### Required action
Find the lines below holding the word "Business" and copy each of them.

___ Provided records ___

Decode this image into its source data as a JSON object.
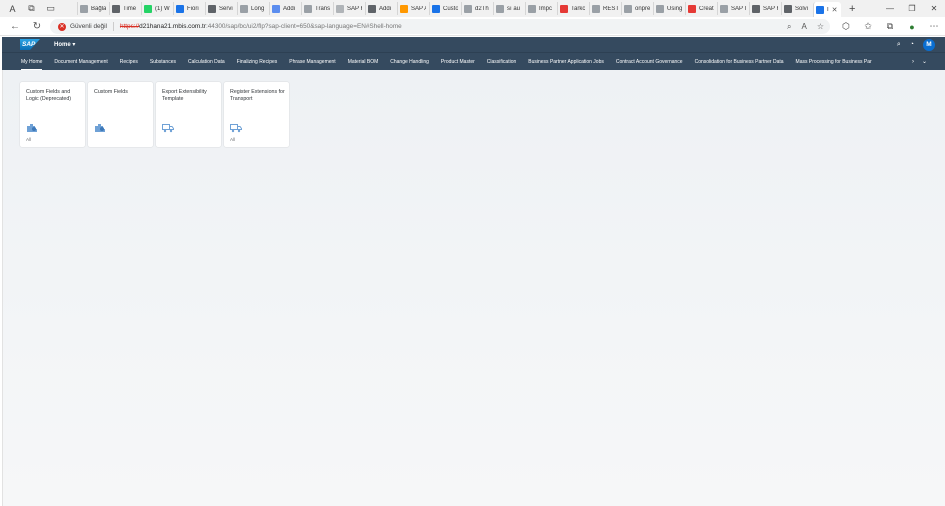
{
  "browser": {
    "tabs": [
      {
        "label": "Bağla",
        "color": "#9aa0a6"
      },
      {
        "label": "Time",
        "color": "#5f6368"
      },
      {
        "label": "(1) W",
        "color": "#25d366"
      },
      {
        "label": "Fiori",
        "color": "#1a73e8"
      },
      {
        "label": "Servi",
        "color": "#5f6368"
      },
      {
        "label": "Long",
        "color": "#9aa0a6"
      },
      {
        "label": "Addi",
        "color": "#5b8def"
      },
      {
        "label": "Trans",
        "color": "#9aa0a6"
      },
      {
        "label": "SAP F",
        "color": "#b0b4b8"
      },
      {
        "label": "Addi",
        "color": "#5f6368"
      },
      {
        "label": "SAP A",
        "color": "#ff9800"
      },
      {
        "label": "Custo",
        "color": "#1a73e8"
      },
      {
        "label": "d2Th",
        "color": "#9aa0a6"
      },
      {
        "label": "sı au",
        "color": "#9aa0a6"
      },
      {
        "label": "Impc",
        "color": "#9aa0a6"
      },
      {
        "label": "Tarkc",
        "color": "#e53935"
      },
      {
        "label": "REST",
        "color": "#9aa0a6"
      },
      {
        "label": "onpre",
        "color": "#9aa0a6"
      },
      {
        "label": "Using",
        "color": "#9aa0a6"
      },
      {
        "label": "Creat",
        "color": "#e53935"
      },
      {
        "label": "SAP I",
        "color": "#9aa0a6"
      },
      {
        "label": "SAP F",
        "color": "#5f6368"
      },
      {
        "label": "Solvi",
        "color": "#5f6368"
      },
      {
        "label": "I",
        "color": "#1a73e8"
      }
    ],
    "security_label": "Güvenli değil",
    "url_scheme": "https://",
    "url_host": "d21hana21.mbis.com.tr",
    "url_path": ":44300/sap/bc/ui2/flp?sap-client=650&sap-language=EN#Shell-home"
  },
  "shell": {
    "logo": "SAP",
    "title": "Home ▾",
    "avatar_initial": "M"
  },
  "spaces": [
    "My Home",
    "Document Management",
    "Recipes",
    "Substances",
    "Calculation Data",
    "Finalizing Recipes",
    "Phrase Management",
    "Material BOM",
    "Change Handling",
    "Product Master",
    "Classification",
    "Business Partner Application Jobs",
    "Contract Account Governance",
    "Consolidation for Business Partner Data",
    "Mass Processing for Business Par"
  ],
  "tiles": [
    {
      "title": "Custom Fields and Logic (Deprecated)",
      "footer": "All",
      "icon": "extension-icon"
    },
    {
      "title": "Custom Fields",
      "footer": "",
      "icon": "extension-icon"
    },
    {
      "title": "Export Extensibility Template",
      "footer": "",
      "icon": "transport-icon"
    },
    {
      "title": "Register Extensions for Transport",
      "footer": "All",
      "icon": "transport-icon"
    }
  ],
  "colors": {
    "shell_bg": "#354a5f",
    "content_bg": "#eef1f4",
    "accent": "#0a6ed1"
  }
}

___

### Your response
    "Business Partner Application Jobs",
    "Consolidation for Business Partner Data",
    "Mass Processing for Business Par"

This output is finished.